March 8, 2011
Regarding ‘‘Smart work’ could be key to green growth‘:
I am rather puzzled with the concept of ‘smart work’ being green.
I must admit I would like flexible working hours and an office right next to my home. I guess that teleworking, if correctly arranged, would do that, although it is true (as rightly pointed out by your article) that not everyone has a spare room in the house or so-called working tranquility (no distractions).
However, I fail to understand how this is green. Is it only based on the fact that you do not commute anymore? Well that is not enough.
Here are a few examples:
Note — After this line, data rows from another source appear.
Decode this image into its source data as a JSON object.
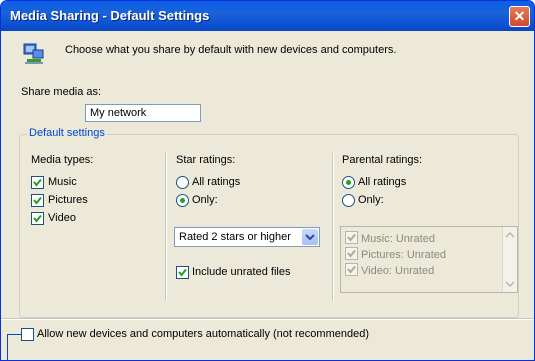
{
  "window": {
    "title": "Media Sharing - Default Settings",
    "close_label": "✕"
  },
  "intro": "Choose what you share by default with new devices and computers.",
  "share_as": {
    "label": "Share media as:",
    "value": "My network"
  },
  "group": {
    "legend": "Default settings",
    "media_types": {
      "label": "Media types:",
      "items": [
        {
          "label": "Music",
          "checked": true
        },
        {
          "label": "Pictures",
          "checked": true
        },
        {
          "label": "Video",
          "checked": true
        }
      ]
    },
    "star_ratings": {
      "label": "Star ratings:",
      "all": "All ratings",
      "only": "Only:",
      "selected": "only",
      "dropdown_value": "Rated 2 stars or higher",
      "include_unrated": "Include unrated files"
    },
    "parental": {
      "label": "Parental ratings:",
      "all": "All ratings",
      "only": "Only:",
      "selected": "all",
      "list": [
        "Music: Unrated",
        "Pictures: Unrated",
        "Video: Unrated"
      ]
    }
  },
  "allow_new": "Allow new devices and computers automatically (not recommended)",
  "colors": {
    "title_bar": "#0a5ee8",
    "dialog_bg": "#ece9d8",
    "legend": "#0046d5",
    "check": "#21a121"
  }
}
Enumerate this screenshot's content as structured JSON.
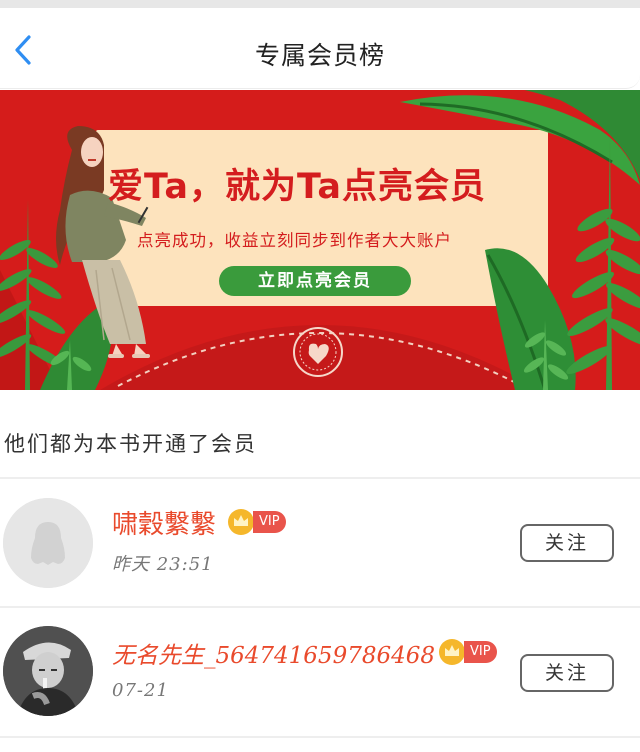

1) I go to the office 2 or 3 out of 5 days. Well, that means the company and yourself are actually paying to keep two offices running rather than one, in terms of heating, cooling, electricity for lighting, etc. You are actually consuming double compared to before.
2) Computers and the Internet: we all know that it’s not about your personal computer nowadays, rather it’s about the network and the servers to which you connect with your online portal, called a laptop. The servers of the company to which you are connecting cannot just be switched off because you are not coming in on a Friday or a Tuesday. They will always be on, as will all the new ‘smart centre’ servers mentioned in the article, which means double the use of electricity and cooling for server systems. And this can also be scaled to telephone and Wifi, etc, which are all doubled or trippled to make sure you are connected. All these systems use electricity, so consumption will actually increase.
So unless you close your office and only use smart centres, you are actually increasing your company’s energy requirements.
In the Netherlands, many people go to work by bicycle: this is not only ‘green’ but healthy. So how does ‘smart work’ save on fuel in that country?
Again, I am not against the idea. It really has many positive sides: one, for example, is house pricing, although teleworking already achieves that.
Before saying that ‘smart work’ is green, we need to be given a better reason than private or public transport savings.
Private citizenAuthor : Letters to the EurActiv editor